As a business that manufactures goods, you are aware of the value of the things manufactured. The cost of raw material, labor, and packaging all add up to create the cost of the goods you produce. Now what is the right selling price? That is determined by the customer’s expectations.
Unfortunately, there are reasons and psychological factors that make the behavior of customers very difficult to predict. In other words, customers don’t always go for the best financial value offered for a product. They sometimes act in an illogical manner.
Irrationality of the Customer
Suppose you were a book publisher. Now suppose for a certain publication, these were the prices listed on your website:
a) eBook – $9
b) Hardcopy – $22
c) Hardcopy + eBook – $22
Given this choice, what option do you think a reader is most likely to go for? Studies reveal almost 80% would go for option c. With a hardcopy available at $22, and a hardcopy + eBook available at the same price, option c is clearly the better choice.
Now suppose these were your options:
a) eBook – $9
b) Hardcopy + eBook – $22
The hardcopy + eBook offer doesn’t look so good anymore, does it? With an offer price like this one, you can expect almost 70% to go for option a, the cheaper eBook.
So What Changed?
Customers very rarely select items based on absolute terms. Instead, they measure the relative advantage of one item against another and determine the value in their minds accordingly. So above, in the first instance, it may have been difficult to decide whether the eBook for $9 was a better deal than the hardcopy for $22. But it’s a no-brainer that the hardcopy + eBook for $22 was most definitely better than a hardcopy for $22. The eBook was FREE in this deal making it the clear winner! In the second instance, the hardcopy entails an additional cost of $13, making the cheaper option a more lucrative choice.
Dan Ariely has brilliantly described this concept in his book ‘Predictably Irrational.’
The Trick Item
In the first instance above, the option b for only a hardcopy at $22 was the trick, or decoy, item, placed there to push people towards the more expensive option c. Option b was clearly not worthy and no one was going to pick it anyway. But just offering the choice made more people select option c. In the second instance, when the trick item was removed, leaving only the eBook or hardcopy + eBook offer, more people went with the cheaper option a.
Now comes the kicker. How can you as an entrepreneur use this understanding to your advantage?
Keep this behavior in mind while pricing your products. Find your major profit centers, products or services that give you maximum ROI. Now say this product or service is option A. Offer another option B, almost comparable to option A. Until this point, the choice will be tough. Now add an option A-, something similar to A, but clearly inferior. Now the choice between A and B might be tough, but the choice between A and A- is very simple. This will drive more people to go with option A, since A will look better not only in comparison to A-, but overall.

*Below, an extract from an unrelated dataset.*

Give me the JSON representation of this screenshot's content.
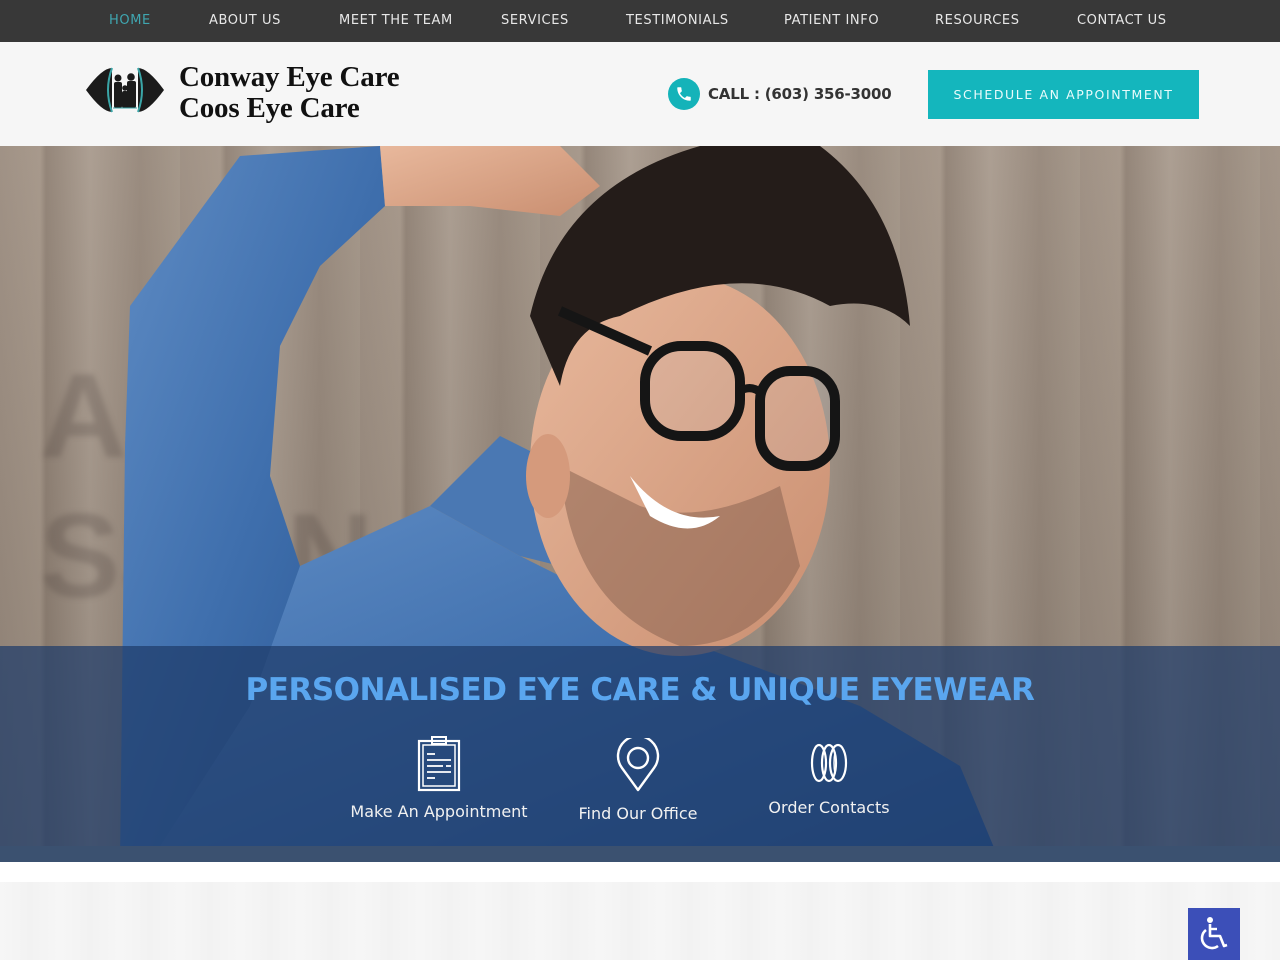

If a business can tap into this customer way of thinking from time to time, they will be able to boost their sales and profitability.

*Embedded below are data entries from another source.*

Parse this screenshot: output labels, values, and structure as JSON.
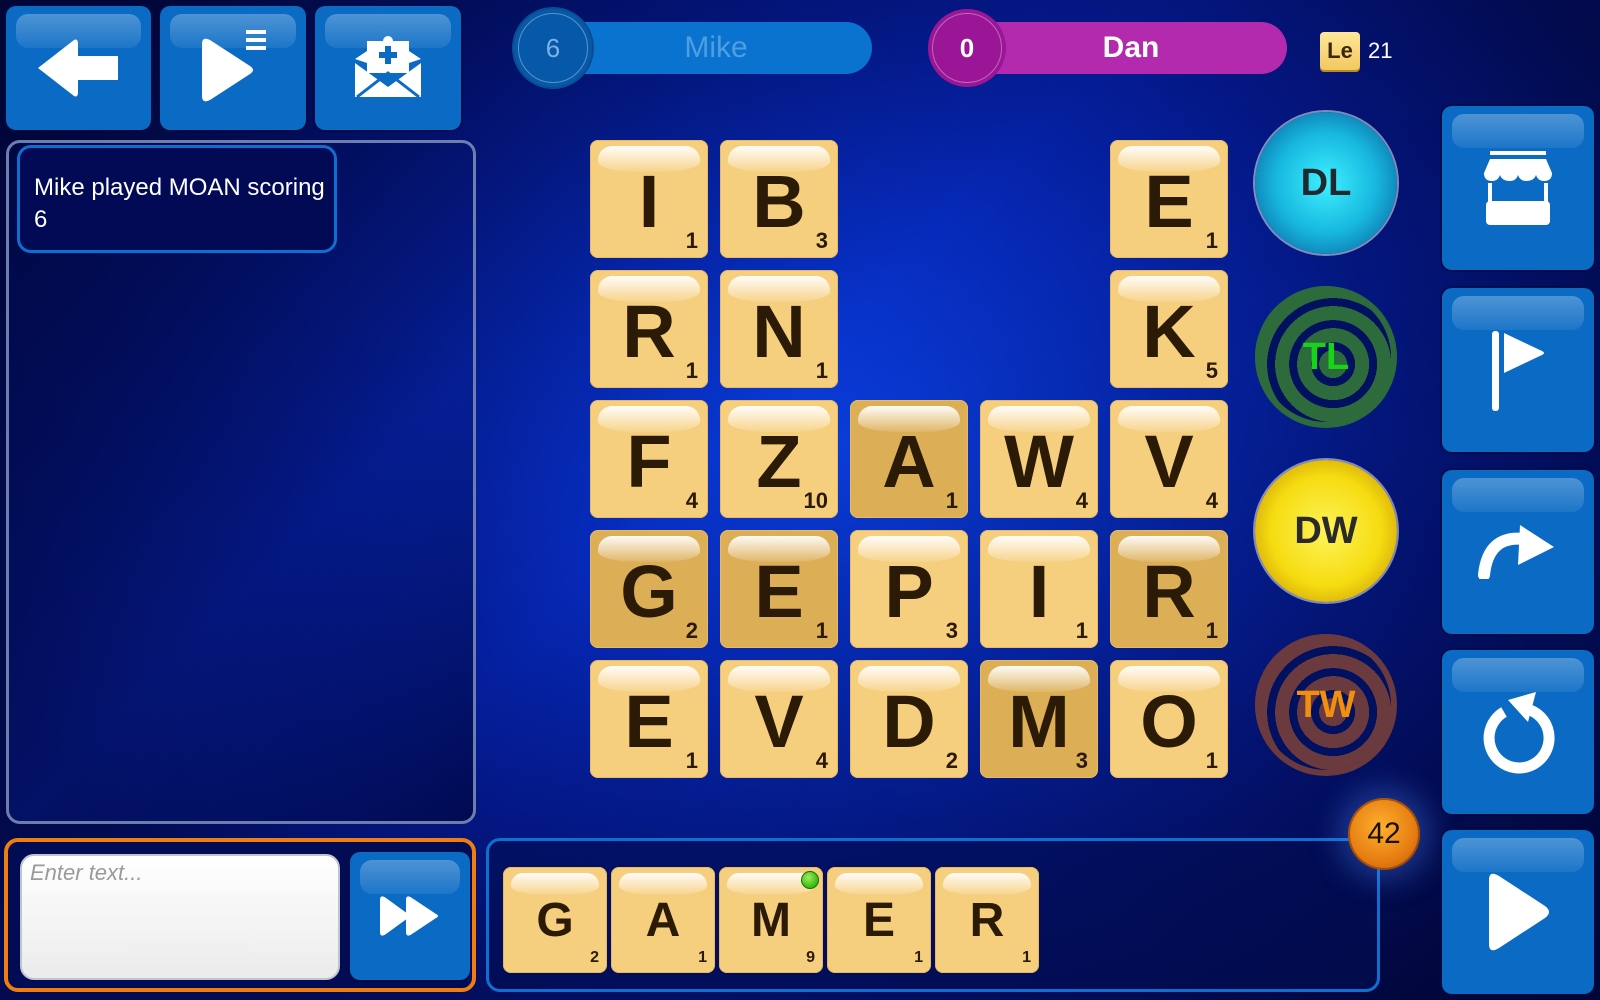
{
  "toolbar": {
    "back_icon": "arrow-left-icon",
    "play_list_icon": "play-list-icon",
    "invite_icon": "mail-invite-icon"
  },
  "players": [
    {
      "name": "Mike",
      "score": "6",
      "color": "#0a72cf",
      "active": false
    },
    {
      "name": "Dan",
      "score": "0",
      "color": "#b32aae",
      "active": true
    }
  ],
  "letters_left": {
    "label": "Le",
    "count": "21"
  },
  "chat": {
    "messages": [
      {
        "text": "Mike played MOAN scoring 6"
      }
    ],
    "input_placeholder": "Enter text...",
    "input_value": "",
    "send_icon": "fast-forward-icon"
  },
  "board": {
    "rows": [
      [
        {
          "letter": "I",
          "points": "1",
          "dark": false
        },
        {
          "letter": "B",
          "points": "3",
          "dark": false
        },
        null,
        null,
        {
          "letter": "E",
          "points": "1",
          "dark": false
        }
      ],
      [
        {
          "letter": "R",
          "points": "1",
          "dark": false
        },
        {
          "letter": "N",
          "points": "1",
          "dark": false
        },
        null,
        null,
        {
          "letter": "K",
          "points": "5",
          "dark": false
        }
      ],
      [
        {
          "letter": "F",
          "points": "4",
          "dark": false
        },
        {
          "letter": "Z",
          "points": "10",
          "dark": false
        },
        {
          "letter": "A",
          "points": "1",
          "dark": true
        },
        {
          "letter": "W",
          "points": "4",
          "dark": false
        },
        {
          "letter": "V",
          "points": "4",
          "dark": false
        }
      ],
      [
        {
          "letter": "G",
          "points": "2",
          "dark": true
        },
        {
          "letter": "E",
          "points": "1",
          "dark": true
        },
        {
          "letter": "P",
          "points": "3",
          "dark": false
        },
        {
          "letter": "I",
          "points": "1",
          "dark": false
        },
        {
          "letter": "R",
          "points": "1",
          "dark": true
        }
      ],
      [
        {
          "letter": "E",
          "points": "1",
          "dark": false
        },
        {
          "letter": "V",
          "points": "4",
          "dark": false
        },
        {
          "letter": "D",
          "points": "2",
          "dark": false
        },
        {
          "letter": "M",
          "points": "3",
          "dark": true
        },
        {
          "letter": "O",
          "points": "1",
          "dark": false
        }
      ]
    ]
  },
  "bonuses": [
    {
      "label": "DL",
      "name": "double-letter"
    },
    {
      "label": "TL",
      "name": "triple-letter"
    },
    {
      "label": "DW",
      "name": "double-word"
    },
    {
      "label": "TW",
      "name": "triple-word"
    }
  ],
  "rack": {
    "tiles": [
      {
        "letter": "G",
        "points": "2",
        "marker": false
      },
      {
        "letter": "A",
        "points": "1",
        "marker": false
      },
      {
        "letter": "M",
        "points": "9",
        "marker": true
      },
      {
        "letter": "E",
        "points": "1",
        "marker": false
      },
      {
        "letter": "R",
        "points": "1",
        "marker": false
      }
    ],
    "tiles_remaining": "42"
  },
  "side_buttons": [
    {
      "name": "shop",
      "icon": "shop-icon"
    },
    {
      "name": "resign",
      "icon": "flag-icon"
    },
    {
      "name": "pass",
      "icon": "redo-arrow-icon"
    },
    {
      "name": "shuffle",
      "icon": "refresh-icon"
    },
    {
      "name": "play",
      "icon": "play-icon"
    }
  ]
}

Sarika Periwal is associated with Mabbly.com, a firm specializing in digital marketing. Talk to us about effective and innovative marketing strategies for your business. Connect with Sarika on Twitter or Google+.